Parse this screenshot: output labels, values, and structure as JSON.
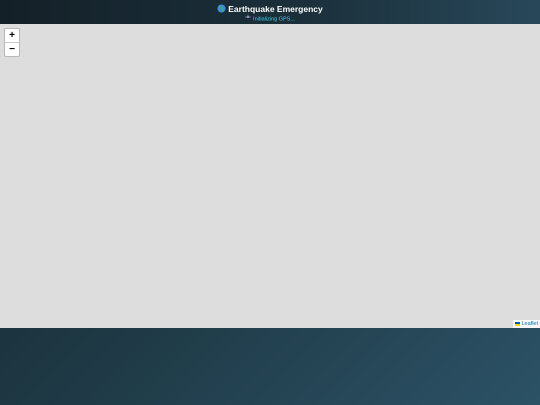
{
  "header": {
    "title": "Earthquake Emergency",
    "title_icon": "globe-icon",
    "status": "Initializing GPS...",
    "status_icon": "satellite-icon"
  },
  "map": {
    "zoom_in_label": "+",
    "zoom_out_label": "−",
    "attribution": "Leaflet",
    "attribution_icon": "ukraine-flag-icon"
  },
  "colors": {
    "header_bg": "#1b2f3a",
    "status_text": "#3fd0f0",
    "map_bg": "#dddddd",
    "link": "#0078a8"
  }
}
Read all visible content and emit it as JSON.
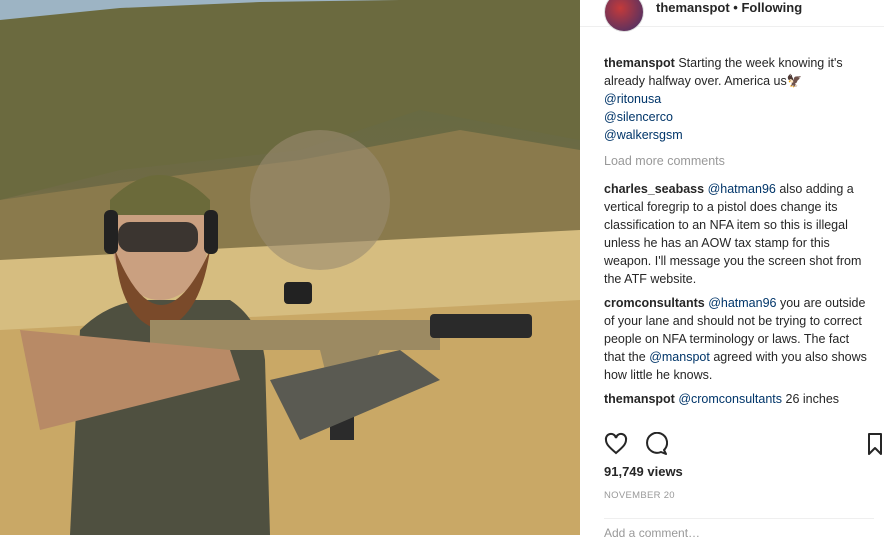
{
  "header": {
    "username": "themanspot",
    "separator": "•",
    "follow_label": "Following"
  },
  "caption": {
    "username": "themanspot",
    "text": "Starting the week knowing it's already halfway over. America us",
    "emoji": "🦅",
    "mentions": [
      "@ritonusa",
      "@silencerco",
      "@walkersgsm"
    ]
  },
  "load_more": "Load more comments",
  "comments": [
    {
      "username": "charles_seabass",
      "mention": "@hatman96",
      "text": "also adding a vertical foregrip to a pistol does change its classification to an NFA item so this is illegal unless he has an AOW tax stamp for this weapon. I'll message you the screen shot from the ATF website."
    },
    {
      "username": "cromconsultants",
      "mention": "@hatman96",
      "text": "you are outside of your lane and should not be trying to correct people on NFA terminology or laws. The fact that the",
      "mention2": "@manspot",
      "text2": "agreed with you also shows how little he knows."
    },
    {
      "username": "themanspot",
      "mention": "@cromconsultants",
      "text": "26 inches"
    }
  ],
  "stats": {
    "views": "91,749 views",
    "date": "NOVEMBER 20"
  },
  "add_comment": "Add a comment…",
  "icons": {
    "like": "heart-icon",
    "comment": "comment-icon",
    "save": "bookmark-icon"
  }
}
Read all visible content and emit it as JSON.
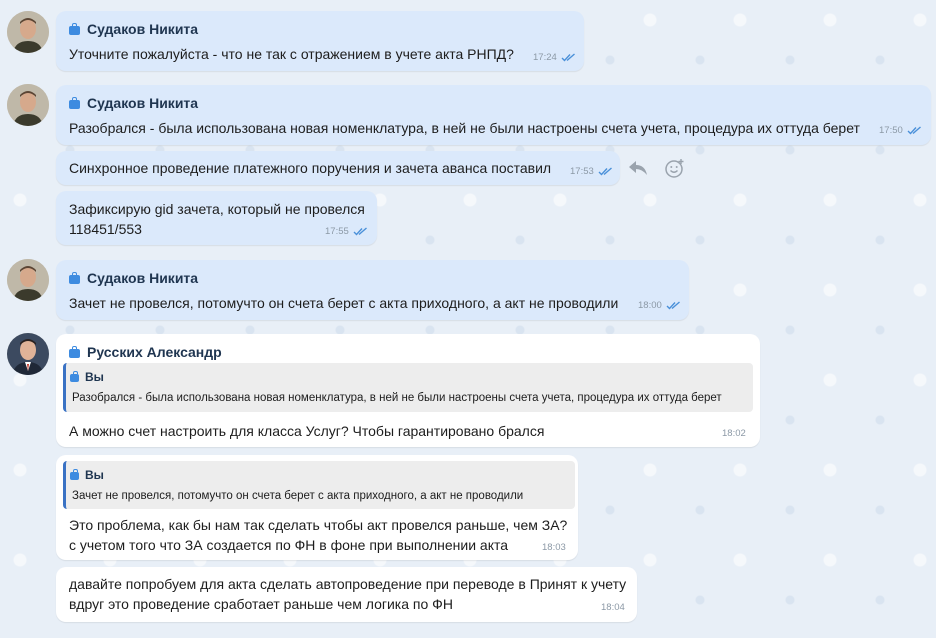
{
  "colors": {
    "accent": "#3d8be0",
    "incoming_bubble": "#dbe9fb",
    "outgoing_bubble": "#ffffff",
    "quote_bar": "#3a72c4"
  },
  "messages": [
    {
      "sender": "Судаков Никита",
      "text": "Уточните пожалуйста - что не так с отражением в учете акта РНПД?",
      "time": "17:24"
    },
    {
      "sender": "Судаков Никита",
      "text": "Разобрался - была использована новая номенклатура, в ней не были настроены счета учета, процедура их оттуда берет",
      "time": "17:50"
    },
    {
      "text": "Синхронное проведение платежного поручения и зачета аванса поставил",
      "time": "17:53"
    },
    {
      "lines": [
        "Зафиксирую gid зачета, который не провелся",
        "118451/553"
      ],
      "time": "17:55"
    },
    {
      "sender": "Судаков Никита",
      "text": "Зачет не провелся, потомучто он счета берет с акта приходного, а акт не проводили",
      "time": "18:00"
    },
    {
      "sender": "Русских Александр",
      "quote_sender": "Вы",
      "quote_text": "Разобрался - была использована новая номенклатура, в ней не были настроены счета учета, процедура их оттуда берет",
      "text": "А можно счет настроить для класса Услуг? Чтобы гарантировано брался",
      "time": "18:02"
    },
    {
      "quote_sender": "Вы",
      "quote_text": "Зачет не провелся, потомучто он счета берет с акта приходного, а акт не проводили",
      "lines": [
        "Это проблема, как бы нам так сделать чтобы акт провелся раньше, чем ЗА?",
        "с учетом того что ЗА создается по ФН в фоне при выполнении акта"
      ],
      "time": "18:03"
    },
    {
      "lines": [
        "давайте попробуем для акта сделать автопроведение при переводе в Принят к учету",
        "вдруг это проведение сработает раньше чем логика по ФН"
      ],
      "time": "18:04"
    }
  ]
}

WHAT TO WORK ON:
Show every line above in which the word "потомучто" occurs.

FINISHED EXERCISE:
      "text": "Зачет не провелся, потомучто он счета берет с акта приходного, а акт не проводили",
      "quote_text": "Зачет не провелся, потомучто он счета берет с акта приходного, а акт не проводили",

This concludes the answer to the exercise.